[Extracted records]

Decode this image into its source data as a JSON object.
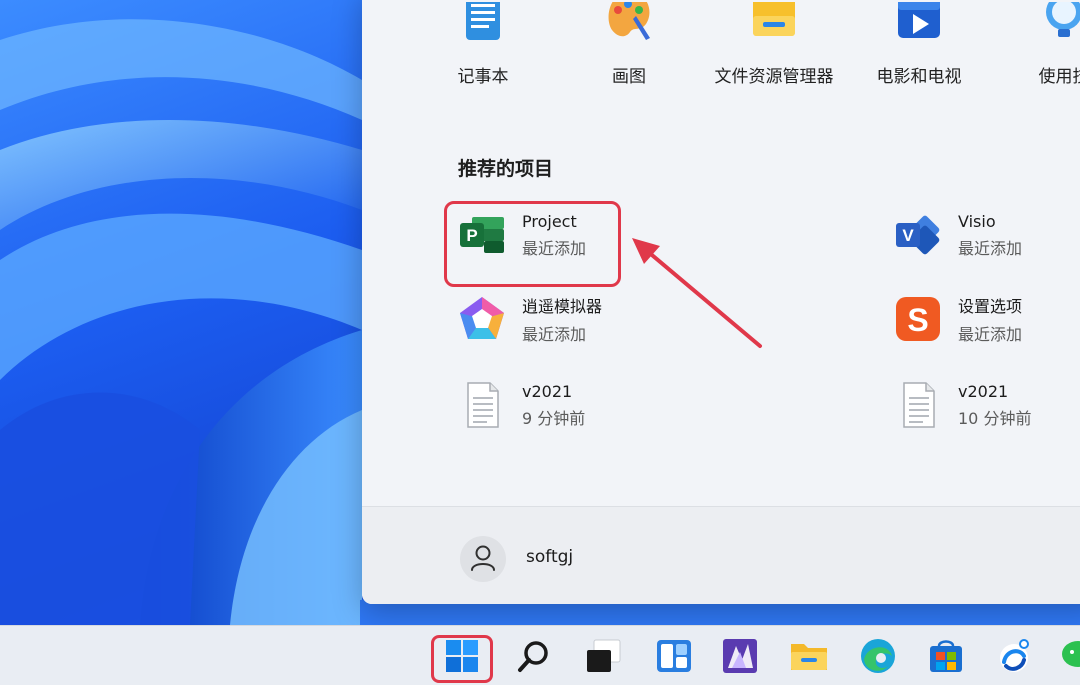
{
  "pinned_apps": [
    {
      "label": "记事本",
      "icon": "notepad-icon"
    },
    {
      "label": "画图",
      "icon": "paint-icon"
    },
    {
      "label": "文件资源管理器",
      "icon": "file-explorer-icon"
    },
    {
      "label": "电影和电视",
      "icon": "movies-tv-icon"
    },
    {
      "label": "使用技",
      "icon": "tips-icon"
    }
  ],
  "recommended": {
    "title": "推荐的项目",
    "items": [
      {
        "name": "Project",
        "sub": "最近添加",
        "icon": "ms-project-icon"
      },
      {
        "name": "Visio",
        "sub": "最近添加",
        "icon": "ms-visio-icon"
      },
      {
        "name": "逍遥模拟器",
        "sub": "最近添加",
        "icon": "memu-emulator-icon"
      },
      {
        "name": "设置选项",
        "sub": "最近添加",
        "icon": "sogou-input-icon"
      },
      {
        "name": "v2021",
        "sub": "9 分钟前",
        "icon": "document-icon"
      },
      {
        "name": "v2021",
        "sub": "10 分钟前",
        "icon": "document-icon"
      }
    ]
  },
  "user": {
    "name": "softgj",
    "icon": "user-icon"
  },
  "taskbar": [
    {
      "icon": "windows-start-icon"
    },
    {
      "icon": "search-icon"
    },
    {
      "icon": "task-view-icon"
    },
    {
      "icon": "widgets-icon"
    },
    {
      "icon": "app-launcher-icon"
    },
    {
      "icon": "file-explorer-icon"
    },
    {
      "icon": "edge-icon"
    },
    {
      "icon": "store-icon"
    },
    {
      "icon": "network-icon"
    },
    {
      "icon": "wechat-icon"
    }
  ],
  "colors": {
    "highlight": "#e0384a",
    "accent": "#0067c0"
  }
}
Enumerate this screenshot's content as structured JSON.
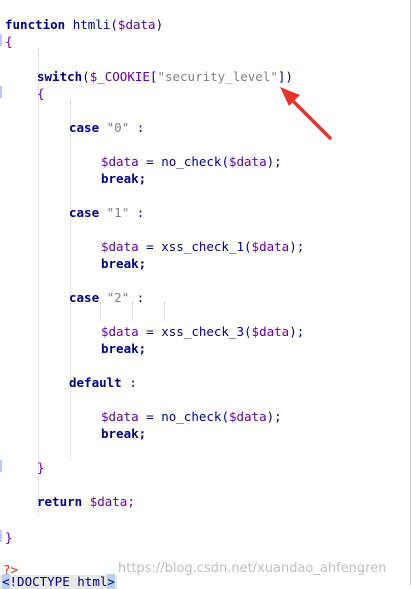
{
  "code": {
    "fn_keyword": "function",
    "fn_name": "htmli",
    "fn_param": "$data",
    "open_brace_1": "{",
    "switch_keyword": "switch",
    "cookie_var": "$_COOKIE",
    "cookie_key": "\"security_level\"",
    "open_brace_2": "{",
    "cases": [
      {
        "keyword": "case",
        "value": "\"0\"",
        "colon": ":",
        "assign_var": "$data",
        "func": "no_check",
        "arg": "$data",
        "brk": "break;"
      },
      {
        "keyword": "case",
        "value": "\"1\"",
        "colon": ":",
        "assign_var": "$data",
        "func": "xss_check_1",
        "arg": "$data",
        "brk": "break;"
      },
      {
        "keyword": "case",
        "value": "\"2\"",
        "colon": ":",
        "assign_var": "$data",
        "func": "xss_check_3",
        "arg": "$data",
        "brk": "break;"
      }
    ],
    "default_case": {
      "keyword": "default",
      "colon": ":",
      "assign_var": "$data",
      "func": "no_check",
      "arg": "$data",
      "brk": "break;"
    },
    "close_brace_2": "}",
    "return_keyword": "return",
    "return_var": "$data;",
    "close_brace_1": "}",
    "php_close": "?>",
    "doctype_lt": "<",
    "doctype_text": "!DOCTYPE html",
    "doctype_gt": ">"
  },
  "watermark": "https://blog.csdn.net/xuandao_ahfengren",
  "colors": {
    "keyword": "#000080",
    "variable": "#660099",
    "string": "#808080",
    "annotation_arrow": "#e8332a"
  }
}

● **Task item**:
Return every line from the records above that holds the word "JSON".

● **Exercise solution**:
Decode this image into its source data as a JSON object.
Enumerate this screenshot's content as structured JSON.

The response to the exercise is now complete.